=== Section Start ===

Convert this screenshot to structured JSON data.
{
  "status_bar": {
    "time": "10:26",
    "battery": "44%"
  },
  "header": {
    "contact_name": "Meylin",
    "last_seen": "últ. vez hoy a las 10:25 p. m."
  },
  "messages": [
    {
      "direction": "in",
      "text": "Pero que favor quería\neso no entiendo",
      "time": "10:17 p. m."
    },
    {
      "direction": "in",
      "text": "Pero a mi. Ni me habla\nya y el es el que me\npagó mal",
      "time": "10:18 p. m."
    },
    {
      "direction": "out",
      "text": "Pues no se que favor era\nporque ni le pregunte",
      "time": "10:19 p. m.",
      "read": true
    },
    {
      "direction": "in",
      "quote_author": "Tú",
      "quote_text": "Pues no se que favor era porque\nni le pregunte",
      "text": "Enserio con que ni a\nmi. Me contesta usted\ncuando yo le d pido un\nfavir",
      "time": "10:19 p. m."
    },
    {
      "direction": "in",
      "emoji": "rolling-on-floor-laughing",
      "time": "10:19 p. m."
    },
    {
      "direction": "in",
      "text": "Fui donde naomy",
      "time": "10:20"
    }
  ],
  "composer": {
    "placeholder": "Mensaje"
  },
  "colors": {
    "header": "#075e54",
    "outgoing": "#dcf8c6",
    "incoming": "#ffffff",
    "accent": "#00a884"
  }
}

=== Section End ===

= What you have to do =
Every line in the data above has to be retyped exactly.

= Output of the task =
Convert this screenshot to structured JSON data.
{
  "status_bar": {
    "time": "10:26",
    "battery": "44%"
  },
  "header": {
    "contact_name": "Meylin",
    "last_seen": "últ. vez hoy a las 10:25 p. m."
  },
  "messages": [
    {
      "direction": "in",
      "text": "Pero que favor quería\neso no entiendo",
      "time": "10:17 p. m."
    },
    {
      "direction": "in",
      "text": "Pero a mi. Ni me habla\nya y el es el que me\npagó mal",
      "time": "10:18 p. m."
    },
    {
      "direction": "out",
      "text": "Pues no se que favor era\nporque ni le pregunte",
      "time": "10:19 p. m.",
      "read": true
    },
    {
      "direction": "in",
      "quote_author": "Tú",
      "quote_text": "Pues no se que favor era porque\nni le pregunte",
      "text": "Enserio con que ni a\nmi. Me contesta usted\ncuando yo le d pido un\nfavir",
      "time": "10:19 p. m."
    },
    {
      "direction": "in",
      "emoji": "rolling-on-floor-laughing",
      "time": "10:19 p. m."
    },
    {
      "direction": "in",
      "text": "Fui donde naomy",
      "time": "10:20"
    }
  ],
  "composer": {
    "placeholder": "Mensaje"
  },
  "colors": {
    "header": "#075e54",
    "outgoing": "#dcf8c6",
    "incoming": "#ffffff",
    "accent": "#00a884"
  }
}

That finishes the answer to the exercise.